:: Exercise requirements ::
Only lines with the string "description" should be returned from the data below.
- Opening Delimiter -
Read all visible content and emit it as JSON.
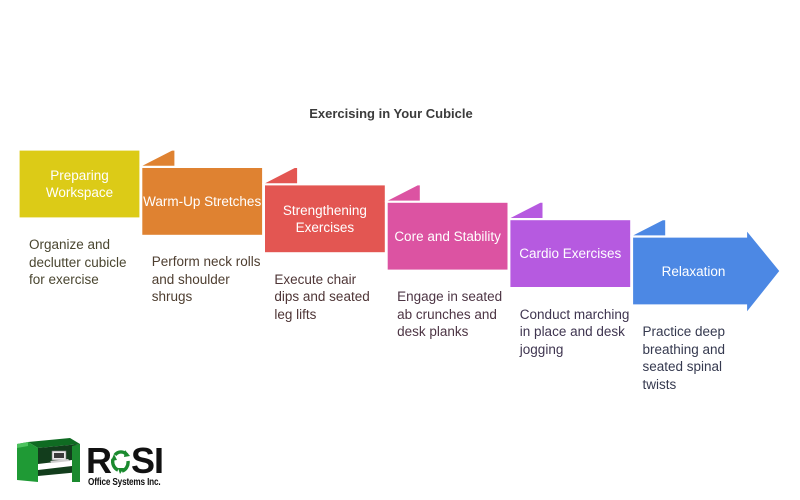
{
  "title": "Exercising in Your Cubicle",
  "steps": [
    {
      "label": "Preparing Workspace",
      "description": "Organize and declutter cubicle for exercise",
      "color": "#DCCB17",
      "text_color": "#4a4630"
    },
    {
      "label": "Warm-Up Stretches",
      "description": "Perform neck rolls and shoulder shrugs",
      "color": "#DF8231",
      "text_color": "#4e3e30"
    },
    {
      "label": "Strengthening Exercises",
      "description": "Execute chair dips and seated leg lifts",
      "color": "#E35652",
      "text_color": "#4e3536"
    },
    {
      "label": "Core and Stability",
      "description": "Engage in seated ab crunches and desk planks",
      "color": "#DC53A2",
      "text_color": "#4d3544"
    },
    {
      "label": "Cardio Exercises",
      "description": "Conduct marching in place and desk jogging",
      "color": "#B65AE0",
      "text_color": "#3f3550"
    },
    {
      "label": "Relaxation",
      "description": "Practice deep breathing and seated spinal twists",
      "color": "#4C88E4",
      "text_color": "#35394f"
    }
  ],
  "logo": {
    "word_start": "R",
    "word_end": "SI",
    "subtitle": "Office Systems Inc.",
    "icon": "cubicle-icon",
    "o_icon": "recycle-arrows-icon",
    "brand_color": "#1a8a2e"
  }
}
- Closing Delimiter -
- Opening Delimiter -
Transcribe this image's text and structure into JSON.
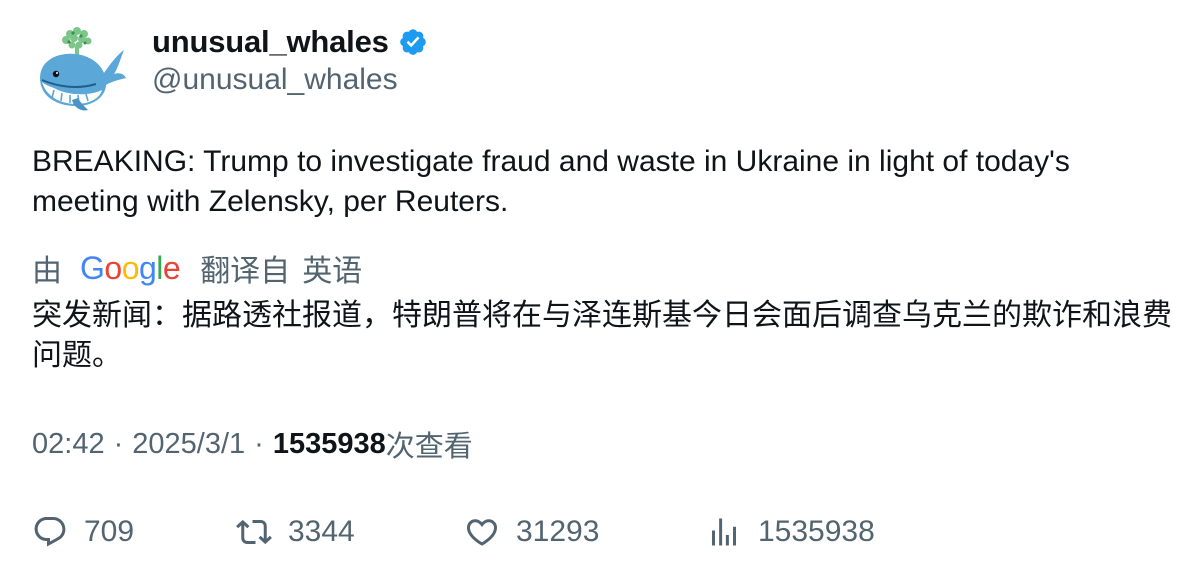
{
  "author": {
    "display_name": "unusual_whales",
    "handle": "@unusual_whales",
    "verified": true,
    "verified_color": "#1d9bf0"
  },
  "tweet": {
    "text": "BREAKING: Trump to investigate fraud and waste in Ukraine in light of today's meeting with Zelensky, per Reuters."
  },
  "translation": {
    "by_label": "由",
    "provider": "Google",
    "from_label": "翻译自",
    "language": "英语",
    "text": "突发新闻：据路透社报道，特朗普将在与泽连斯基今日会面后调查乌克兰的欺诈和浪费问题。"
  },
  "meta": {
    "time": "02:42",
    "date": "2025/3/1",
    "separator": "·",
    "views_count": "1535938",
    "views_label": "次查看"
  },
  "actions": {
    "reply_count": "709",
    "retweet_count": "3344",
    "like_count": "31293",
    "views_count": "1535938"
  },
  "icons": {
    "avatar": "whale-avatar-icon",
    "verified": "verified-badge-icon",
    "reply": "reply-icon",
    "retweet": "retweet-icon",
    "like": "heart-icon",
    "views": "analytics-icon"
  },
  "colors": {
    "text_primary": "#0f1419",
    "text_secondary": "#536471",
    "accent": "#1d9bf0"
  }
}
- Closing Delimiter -
:: Task output ::
      "description": "Organize and declutter cubicle for exercise",
      "description": "Perform neck rolls and shoulder shrugs",
      "description": "Execute chair dips and seated leg lifts",
      "description": "Engage in seated ab crunches and desk planks",
      "description": "Conduct marching in place and desk jogging",
      "description": "Practice deep breathing and seated spinal twists",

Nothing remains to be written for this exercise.